Bio: Christina Hodel is an award-winning filmmaker and film/television scholar. She is an Assistant Professor in the Department of Communication Studies at Bridgewater State University where she teaches courses in both filmmaking and film studies. Christina’s current research explores issues of gender, identity, and girl power in contemporary “tween” television. She has published in Jump Cut, Girlhood Studies, In Media Res, the Alberta Journal of Educational Research, the Routledge Encyclopedia of Modernism, Studies in the Humanities, and the Historical Journal of Film, Radio and Television.

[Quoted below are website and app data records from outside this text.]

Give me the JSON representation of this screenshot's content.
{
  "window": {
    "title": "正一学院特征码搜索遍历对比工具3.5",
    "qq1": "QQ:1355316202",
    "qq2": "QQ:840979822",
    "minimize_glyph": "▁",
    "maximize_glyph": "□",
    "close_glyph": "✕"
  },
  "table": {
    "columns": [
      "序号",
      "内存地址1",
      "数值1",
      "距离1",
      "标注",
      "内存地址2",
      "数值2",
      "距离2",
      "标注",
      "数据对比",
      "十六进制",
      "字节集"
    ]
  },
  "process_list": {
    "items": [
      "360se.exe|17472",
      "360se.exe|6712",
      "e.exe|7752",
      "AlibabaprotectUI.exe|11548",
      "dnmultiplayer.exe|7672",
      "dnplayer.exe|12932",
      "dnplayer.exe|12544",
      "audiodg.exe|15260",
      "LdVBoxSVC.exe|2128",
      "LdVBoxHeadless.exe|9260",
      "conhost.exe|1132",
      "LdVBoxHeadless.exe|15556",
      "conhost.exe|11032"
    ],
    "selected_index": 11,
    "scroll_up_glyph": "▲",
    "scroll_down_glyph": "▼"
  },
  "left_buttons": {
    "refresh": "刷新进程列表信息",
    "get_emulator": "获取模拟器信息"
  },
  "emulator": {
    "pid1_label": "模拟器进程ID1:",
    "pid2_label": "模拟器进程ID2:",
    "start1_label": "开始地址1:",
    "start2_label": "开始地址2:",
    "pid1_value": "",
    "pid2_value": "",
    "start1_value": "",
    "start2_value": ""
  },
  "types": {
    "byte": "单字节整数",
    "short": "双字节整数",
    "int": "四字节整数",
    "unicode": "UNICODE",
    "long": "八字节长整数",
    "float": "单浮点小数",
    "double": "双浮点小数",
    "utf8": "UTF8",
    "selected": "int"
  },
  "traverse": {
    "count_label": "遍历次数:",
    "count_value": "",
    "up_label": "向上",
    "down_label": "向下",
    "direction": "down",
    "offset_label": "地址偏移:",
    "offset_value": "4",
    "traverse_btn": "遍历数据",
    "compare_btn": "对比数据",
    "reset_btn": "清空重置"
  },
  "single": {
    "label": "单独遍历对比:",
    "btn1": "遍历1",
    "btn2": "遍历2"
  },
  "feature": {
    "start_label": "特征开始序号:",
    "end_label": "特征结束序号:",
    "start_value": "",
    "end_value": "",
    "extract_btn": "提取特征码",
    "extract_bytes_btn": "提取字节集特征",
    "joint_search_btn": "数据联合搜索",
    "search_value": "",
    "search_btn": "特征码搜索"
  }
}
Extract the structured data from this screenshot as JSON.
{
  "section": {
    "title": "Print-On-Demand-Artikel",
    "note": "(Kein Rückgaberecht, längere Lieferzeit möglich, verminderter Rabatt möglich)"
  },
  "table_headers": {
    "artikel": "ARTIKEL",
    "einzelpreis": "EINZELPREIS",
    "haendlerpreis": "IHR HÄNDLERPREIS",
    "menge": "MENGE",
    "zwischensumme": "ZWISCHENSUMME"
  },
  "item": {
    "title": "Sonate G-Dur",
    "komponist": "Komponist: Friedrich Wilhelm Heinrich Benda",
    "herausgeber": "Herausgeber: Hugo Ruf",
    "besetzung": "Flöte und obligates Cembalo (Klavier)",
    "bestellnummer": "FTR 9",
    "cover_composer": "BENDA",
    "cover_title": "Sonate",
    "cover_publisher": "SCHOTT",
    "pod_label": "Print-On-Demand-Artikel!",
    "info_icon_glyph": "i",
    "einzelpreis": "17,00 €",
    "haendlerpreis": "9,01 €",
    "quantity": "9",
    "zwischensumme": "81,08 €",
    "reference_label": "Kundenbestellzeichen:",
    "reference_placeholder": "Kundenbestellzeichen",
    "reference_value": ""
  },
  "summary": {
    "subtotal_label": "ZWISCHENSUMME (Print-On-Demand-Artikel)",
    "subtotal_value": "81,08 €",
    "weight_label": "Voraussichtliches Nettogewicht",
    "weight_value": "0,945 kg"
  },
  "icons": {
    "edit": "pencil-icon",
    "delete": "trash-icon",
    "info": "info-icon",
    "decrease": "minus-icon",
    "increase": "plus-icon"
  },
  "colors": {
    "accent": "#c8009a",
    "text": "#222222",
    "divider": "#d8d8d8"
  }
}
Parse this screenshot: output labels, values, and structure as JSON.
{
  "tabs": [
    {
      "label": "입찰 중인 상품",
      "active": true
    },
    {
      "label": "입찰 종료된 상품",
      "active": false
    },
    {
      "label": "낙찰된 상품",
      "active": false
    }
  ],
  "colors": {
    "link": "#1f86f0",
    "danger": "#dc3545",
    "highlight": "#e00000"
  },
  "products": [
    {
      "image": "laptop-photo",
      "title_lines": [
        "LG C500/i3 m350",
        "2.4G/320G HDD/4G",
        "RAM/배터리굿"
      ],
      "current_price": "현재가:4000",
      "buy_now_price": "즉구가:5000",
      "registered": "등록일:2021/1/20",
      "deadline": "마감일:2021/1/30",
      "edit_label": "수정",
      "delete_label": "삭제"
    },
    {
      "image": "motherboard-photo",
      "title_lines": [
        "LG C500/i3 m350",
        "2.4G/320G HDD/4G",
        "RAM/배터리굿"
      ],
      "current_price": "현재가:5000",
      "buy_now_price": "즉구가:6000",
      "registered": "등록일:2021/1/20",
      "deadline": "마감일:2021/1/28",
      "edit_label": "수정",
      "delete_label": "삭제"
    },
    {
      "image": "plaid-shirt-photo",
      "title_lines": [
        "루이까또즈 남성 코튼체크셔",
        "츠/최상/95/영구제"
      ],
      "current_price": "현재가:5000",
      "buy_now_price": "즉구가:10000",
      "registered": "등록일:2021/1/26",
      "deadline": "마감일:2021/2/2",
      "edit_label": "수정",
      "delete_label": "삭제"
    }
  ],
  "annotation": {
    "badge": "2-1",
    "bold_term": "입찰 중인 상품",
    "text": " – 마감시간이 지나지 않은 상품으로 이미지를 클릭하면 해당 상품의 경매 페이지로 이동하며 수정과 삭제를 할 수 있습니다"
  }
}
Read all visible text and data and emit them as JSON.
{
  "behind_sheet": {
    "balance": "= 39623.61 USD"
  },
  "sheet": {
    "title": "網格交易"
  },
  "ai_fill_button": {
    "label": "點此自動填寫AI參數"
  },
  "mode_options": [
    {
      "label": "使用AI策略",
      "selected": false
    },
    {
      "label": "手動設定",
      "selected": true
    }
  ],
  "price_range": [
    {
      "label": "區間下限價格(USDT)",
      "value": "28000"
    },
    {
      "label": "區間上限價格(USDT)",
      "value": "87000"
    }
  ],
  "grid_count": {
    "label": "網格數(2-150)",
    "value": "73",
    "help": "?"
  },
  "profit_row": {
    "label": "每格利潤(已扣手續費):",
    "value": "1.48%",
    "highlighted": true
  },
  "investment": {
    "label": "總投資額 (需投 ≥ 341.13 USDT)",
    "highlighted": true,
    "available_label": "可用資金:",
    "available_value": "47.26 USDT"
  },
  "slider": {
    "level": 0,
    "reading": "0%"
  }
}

Abstract: On the Lifetime network’s reality television series, Dance Moms (2011-2019), stage moms fight with their daughters’ dance coach over costumes, choreography, and abusive teaching methods. Unrealistic portrayals of women and instances of gender displacement are examined to understand what television viewers are exposed to concerning the stereotyped imagery. Textual analysis reveals how women on the program have agency mostly when they outwardly exhibit traits traditionally associated with men. This study demonstrates how the series portrays women as using or forgoing typical gender attributes when contesting hierarchy, making apparent how adverse gender stereotypes play a role in conflict negotiation in popular media.
Feminism, Reality Television, Gender, Class, Dance Moms, Motherhood, Gender Displacement